Problem to work on: Return each entry below word for word, leaving out any image.

Information provided:
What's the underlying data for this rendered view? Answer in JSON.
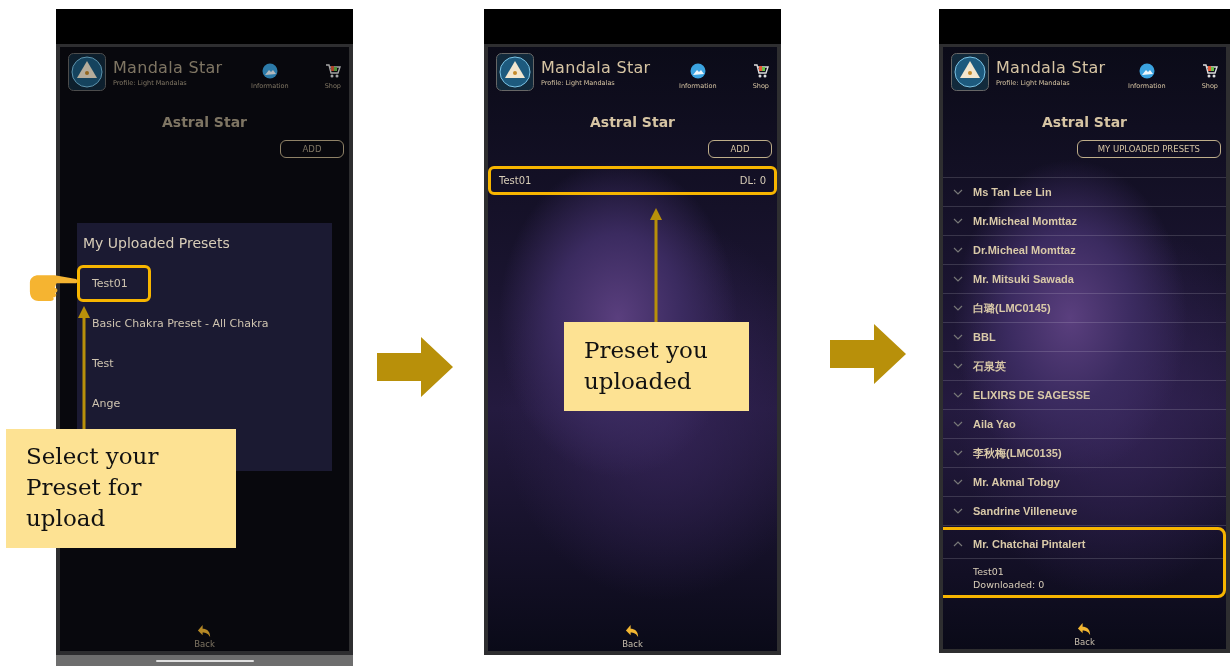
{
  "phones": [
    {
      "app_title": "Mandala Star",
      "profile": "Profile: Light Mandalas",
      "info_label": "Information",
      "shop_label": "Shop",
      "screen_title": "Astral Star",
      "action_button": "ADD",
      "dimmed": true,
      "nav_bar": true,
      "back_label": "Back",
      "content": {
        "kind": "dialog",
        "title": "My Uploaded Presets",
        "items": [
          {
            "label": "Test01",
            "highlighted": true
          },
          {
            "label": "Basic Chakra Preset - All Chakra",
            "highlighted": false
          },
          {
            "label": "Test",
            "highlighted": false
          },
          {
            "label": "Ange",
            "highlighted": false
          }
        ]
      }
    },
    {
      "app_title": "Mandala Star",
      "profile": "Profile: Light Mandalas",
      "info_label": "Information",
      "shop_label": "Shop",
      "screen_title": "Astral Star",
      "action_button": "ADD",
      "dimmed": false,
      "back_label": "Back",
      "content": {
        "kind": "preset_list",
        "rows": [
          {
            "name": "Test01",
            "downloads": "DL: 0",
            "highlighted": true
          }
        ]
      }
    },
    {
      "app_title": "Mandala Star",
      "profile": "Profile: Light Mandalas",
      "info_label": "Information",
      "shop_label": "Shop",
      "screen_title": "Astral Star",
      "action_button": "MY UPLOADED PRESETS",
      "dimmed": false,
      "back_label": "Back",
      "content": {
        "kind": "accordion",
        "groups": [
          {
            "name": "Ms Tan Lee Lin",
            "expanded": false,
            "highlighted": false
          },
          {
            "name": "Mr.Micheal Momttaz",
            "expanded": false,
            "highlighted": false
          },
          {
            "name": "Dr.Micheal Momttaz",
            "expanded": false,
            "highlighted": false
          },
          {
            "name": "Mr. Mitsuki Sawada",
            "expanded": false,
            "highlighted": false
          },
          {
            "name": "白璐(LMC0145)",
            "expanded": false,
            "highlighted": false
          },
          {
            "name": "BBL",
            "expanded": false,
            "highlighted": false
          },
          {
            "name": "石泉英",
            "expanded": false,
            "highlighted": false
          },
          {
            "name": "ELIXIRS DE SAGESSE",
            "expanded": false,
            "highlighted": false
          },
          {
            "name": "Aila Yao",
            "expanded": false,
            "highlighted": false
          },
          {
            "name": "李秋梅(LMC0135)",
            "expanded": false,
            "highlighted": false
          },
          {
            "name": "Mr. Akmal Tobgy",
            "expanded": false,
            "highlighted": false
          },
          {
            "name": "Sandrine Villeneuve",
            "expanded": false,
            "highlighted": false
          },
          {
            "name": "Mr. Chatchai Pintalert",
            "expanded": true,
            "highlighted": true,
            "presets": [
              {
                "name": "Test01",
                "downloads": "Downloaded: 0"
              }
            ]
          }
        ]
      }
    }
  ],
  "callouts": [
    {
      "text": "Select your Preset for upload"
    },
    {
      "text": "Preset you uploaded"
    }
  ]
}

Expected output:
What's the underlying data for this rendered view? Answer in JSON.
{
  "phones": [
    {
      "app_title": "Mandala Star",
      "profile": "Profile: Light Mandalas",
      "info_label": "Information",
      "shop_label": "Shop",
      "screen_title": "Astral Star",
      "action_button": "ADD",
      "dimmed": true,
      "nav_bar": true,
      "back_label": "Back",
      "content": {
        "kind": "dialog",
        "title": "My Uploaded Presets",
        "items": [
          {
            "label": "Test01",
            "highlighted": true
          },
          {
            "label": "Basic Chakra Preset - All Chakra",
            "highlighted": false
          },
          {
            "label": "Test",
            "highlighted": false
          },
          {
            "label": "Ange",
            "highlighted": false
          }
        ]
      }
    },
    {
      "app_title": "Mandala Star",
      "profile": "Profile: Light Mandalas",
      "info_label": "Information",
      "shop_label": "Shop",
      "screen_title": "Astral Star",
      "action_button": "ADD",
      "dimmed": false,
      "back_label": "Back",
      "content": {
        "kind": "preset_list",
        "rows": [
          {
            "name": "Test01",
            "downloads": "DL: 0",
            "highlighted": true
          }
        ]
      }
    },
    {
      "app_title": "Mandala Star",
      "profile": "Profile: Light Mandalas",
      "info_label": "Information",
      "shop_label": "Shop",
      "screen_title": "Astral Star",
      "action_button": "MY UPLOADED PRESETS",
      "dimmed": false,
      "back_label": "Back",
      "content": {
        "kind": "accordion",
        "groups": [
          {
            "name": "Ms Tan Lee Lin",
            "expanded": false,
            "highlighted": false
          },
          {
            "name": "Mr.Micheal Momttaz",
            "expanded": false,
            "highlighted": false
          },
          {
            "name": "Dr.Micheal Momttaz",
            "expanded": false,
            "highlighted": false
          },
          {
            "name": "Mr. Mitsuki Sawada",
            "expanded": false,
            "highlighted": false
          },
          {
            "name": "白璐(LMC0145)",
            "expanded": false,
            "highlighted": false
          },
          {
            "name": "BBL",
            "expanded": false,
            "highlighted": false
          },
          {
            "name": "石泉英",
            "expanded": false,
            "highlighted": false
          },
          {
            "name": "ELIXIRS DE SAGESSE",
            "expanded": false,
            "highlighted": false
          },
          {
            "name": "Aila Yao",
            "expanded": false,
            "highlighted": false
          },
          {
            "name": "李秋梅(LMC0135)",
            "expanded": false,
            "highlighted": false
          },
          {
            "name": "Mr. Akmal Tobgy",
            "expanded": false,
            "highlighted": false
          },
          {
            "name": "Sandrine Villeneuve",
            "expanded": false,
            "highlighted": false
          },
          {
            "name": "Mr. Chatchai Pintalert",
            "expanded": true,
            "highlighted": true,
            "presets": [
              {
                "name": "Test01",
                "downloads": "Downloaded: 0"
              }
            ]
          }
        ]
      }
    }
  ],
  "callouts": [
    {
      "text": "Select your Preset for upload"
    },
    {
      "text": "Preset you uploaded"
    }
  ]
}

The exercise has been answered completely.